Find the lines of the material below that include the string "памяти", then copy each one.

→ Material supplied
**********
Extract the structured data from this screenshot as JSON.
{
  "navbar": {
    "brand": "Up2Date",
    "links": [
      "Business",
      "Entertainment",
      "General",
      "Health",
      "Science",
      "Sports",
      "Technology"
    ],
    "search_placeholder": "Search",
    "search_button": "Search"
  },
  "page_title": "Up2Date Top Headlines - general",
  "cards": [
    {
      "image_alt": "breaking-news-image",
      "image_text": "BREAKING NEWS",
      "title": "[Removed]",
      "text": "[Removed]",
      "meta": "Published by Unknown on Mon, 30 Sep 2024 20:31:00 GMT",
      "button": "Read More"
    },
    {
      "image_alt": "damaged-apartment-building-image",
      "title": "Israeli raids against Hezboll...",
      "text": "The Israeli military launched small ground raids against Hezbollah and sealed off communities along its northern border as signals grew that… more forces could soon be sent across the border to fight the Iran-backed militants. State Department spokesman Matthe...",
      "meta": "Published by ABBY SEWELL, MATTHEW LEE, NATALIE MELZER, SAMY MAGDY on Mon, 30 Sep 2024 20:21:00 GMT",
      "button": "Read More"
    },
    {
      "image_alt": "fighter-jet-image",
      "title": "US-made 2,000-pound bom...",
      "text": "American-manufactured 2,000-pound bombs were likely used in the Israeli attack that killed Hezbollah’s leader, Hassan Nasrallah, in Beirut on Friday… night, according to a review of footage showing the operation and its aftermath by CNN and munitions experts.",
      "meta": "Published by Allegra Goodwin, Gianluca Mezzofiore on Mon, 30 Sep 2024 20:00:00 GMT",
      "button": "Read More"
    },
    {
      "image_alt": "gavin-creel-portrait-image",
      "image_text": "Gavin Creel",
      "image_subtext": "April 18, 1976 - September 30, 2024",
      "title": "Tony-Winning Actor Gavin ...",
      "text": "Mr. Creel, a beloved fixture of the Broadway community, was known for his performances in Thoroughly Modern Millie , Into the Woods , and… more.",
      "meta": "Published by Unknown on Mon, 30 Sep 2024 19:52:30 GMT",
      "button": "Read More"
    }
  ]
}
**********
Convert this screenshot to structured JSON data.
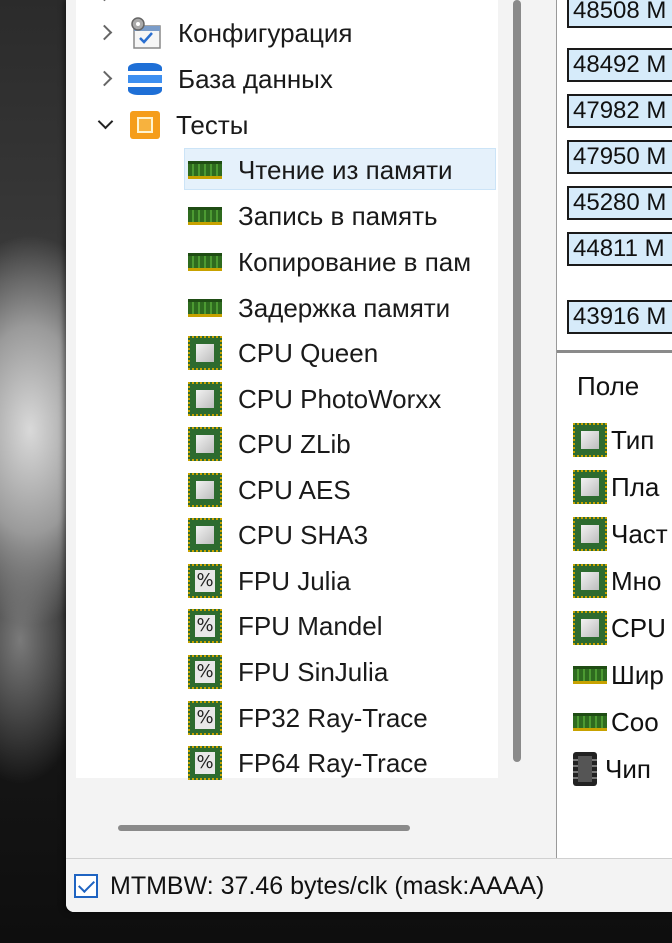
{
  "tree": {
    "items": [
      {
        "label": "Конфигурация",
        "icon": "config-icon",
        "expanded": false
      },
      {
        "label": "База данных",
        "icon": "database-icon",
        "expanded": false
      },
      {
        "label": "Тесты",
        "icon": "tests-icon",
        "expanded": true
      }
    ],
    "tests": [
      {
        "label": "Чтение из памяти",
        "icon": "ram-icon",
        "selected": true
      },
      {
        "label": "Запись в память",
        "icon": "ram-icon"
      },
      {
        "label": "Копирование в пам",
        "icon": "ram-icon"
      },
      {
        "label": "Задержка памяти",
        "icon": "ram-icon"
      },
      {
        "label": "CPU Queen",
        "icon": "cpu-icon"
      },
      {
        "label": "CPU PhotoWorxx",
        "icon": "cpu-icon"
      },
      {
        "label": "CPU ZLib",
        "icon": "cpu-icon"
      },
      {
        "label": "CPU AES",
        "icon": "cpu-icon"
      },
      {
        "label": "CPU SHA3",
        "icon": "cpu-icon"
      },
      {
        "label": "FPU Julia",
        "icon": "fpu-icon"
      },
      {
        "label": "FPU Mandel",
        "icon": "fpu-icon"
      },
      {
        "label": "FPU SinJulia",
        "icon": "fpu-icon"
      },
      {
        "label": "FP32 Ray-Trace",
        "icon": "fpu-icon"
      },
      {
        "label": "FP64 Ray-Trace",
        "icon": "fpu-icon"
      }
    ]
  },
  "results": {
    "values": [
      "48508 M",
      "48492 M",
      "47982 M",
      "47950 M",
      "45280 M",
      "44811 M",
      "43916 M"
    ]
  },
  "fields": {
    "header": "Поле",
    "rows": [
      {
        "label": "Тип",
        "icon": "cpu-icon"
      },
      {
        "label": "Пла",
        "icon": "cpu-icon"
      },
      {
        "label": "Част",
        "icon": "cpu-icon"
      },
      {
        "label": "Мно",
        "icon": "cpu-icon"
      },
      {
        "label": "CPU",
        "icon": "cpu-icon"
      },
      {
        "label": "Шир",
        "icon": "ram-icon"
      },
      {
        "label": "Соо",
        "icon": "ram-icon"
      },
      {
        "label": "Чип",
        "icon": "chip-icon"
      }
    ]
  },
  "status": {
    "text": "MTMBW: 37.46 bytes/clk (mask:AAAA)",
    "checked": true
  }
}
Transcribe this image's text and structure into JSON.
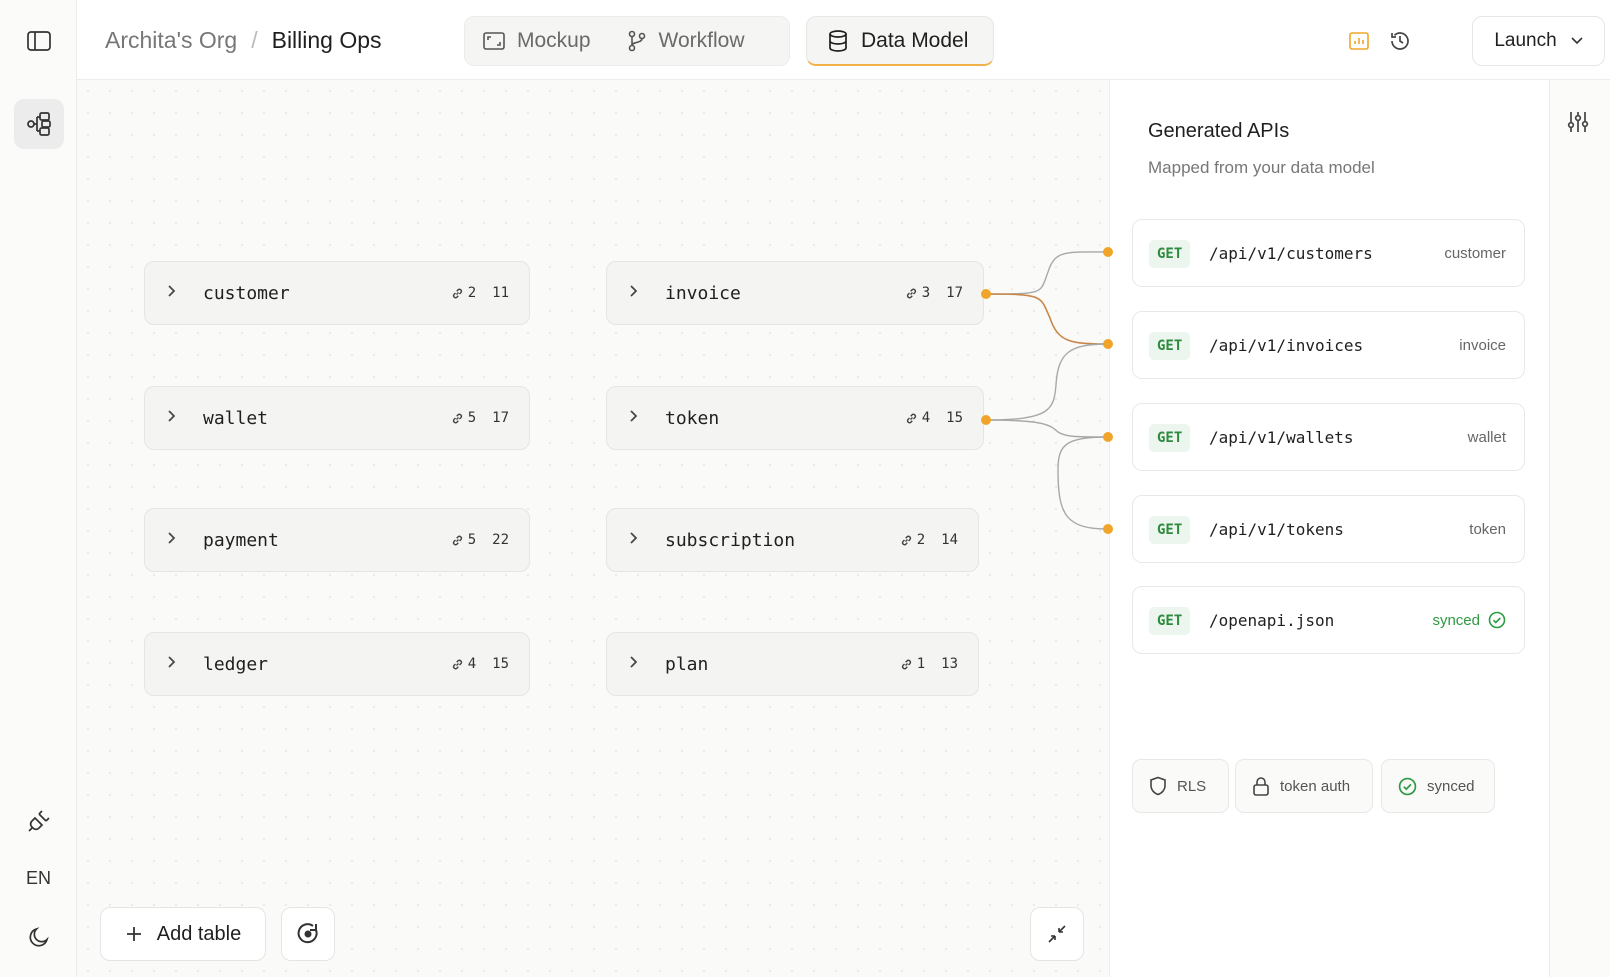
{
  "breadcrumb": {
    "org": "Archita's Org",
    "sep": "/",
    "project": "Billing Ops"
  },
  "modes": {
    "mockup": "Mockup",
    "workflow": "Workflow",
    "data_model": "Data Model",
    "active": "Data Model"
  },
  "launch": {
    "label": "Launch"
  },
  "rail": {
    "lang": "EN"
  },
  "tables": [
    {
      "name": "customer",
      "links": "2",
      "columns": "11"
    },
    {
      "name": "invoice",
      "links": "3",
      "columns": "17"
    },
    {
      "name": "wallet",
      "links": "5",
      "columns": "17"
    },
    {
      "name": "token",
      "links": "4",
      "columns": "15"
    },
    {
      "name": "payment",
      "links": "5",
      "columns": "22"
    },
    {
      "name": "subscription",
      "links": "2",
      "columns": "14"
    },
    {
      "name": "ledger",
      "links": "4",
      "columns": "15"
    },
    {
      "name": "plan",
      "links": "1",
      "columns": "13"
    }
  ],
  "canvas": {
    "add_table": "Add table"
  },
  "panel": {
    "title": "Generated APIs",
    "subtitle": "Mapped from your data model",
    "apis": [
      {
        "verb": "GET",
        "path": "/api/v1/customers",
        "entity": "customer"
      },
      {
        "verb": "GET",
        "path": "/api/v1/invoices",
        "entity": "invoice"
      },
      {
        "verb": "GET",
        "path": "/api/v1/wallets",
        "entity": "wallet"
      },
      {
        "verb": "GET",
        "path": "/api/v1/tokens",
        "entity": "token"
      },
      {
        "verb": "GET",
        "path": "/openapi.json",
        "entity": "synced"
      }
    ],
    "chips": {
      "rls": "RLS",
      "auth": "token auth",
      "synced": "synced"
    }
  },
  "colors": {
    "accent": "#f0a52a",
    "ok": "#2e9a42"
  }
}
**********
→ Problem solution
        "label": "Чтение из памяти",
        "label": "Задержка памяти",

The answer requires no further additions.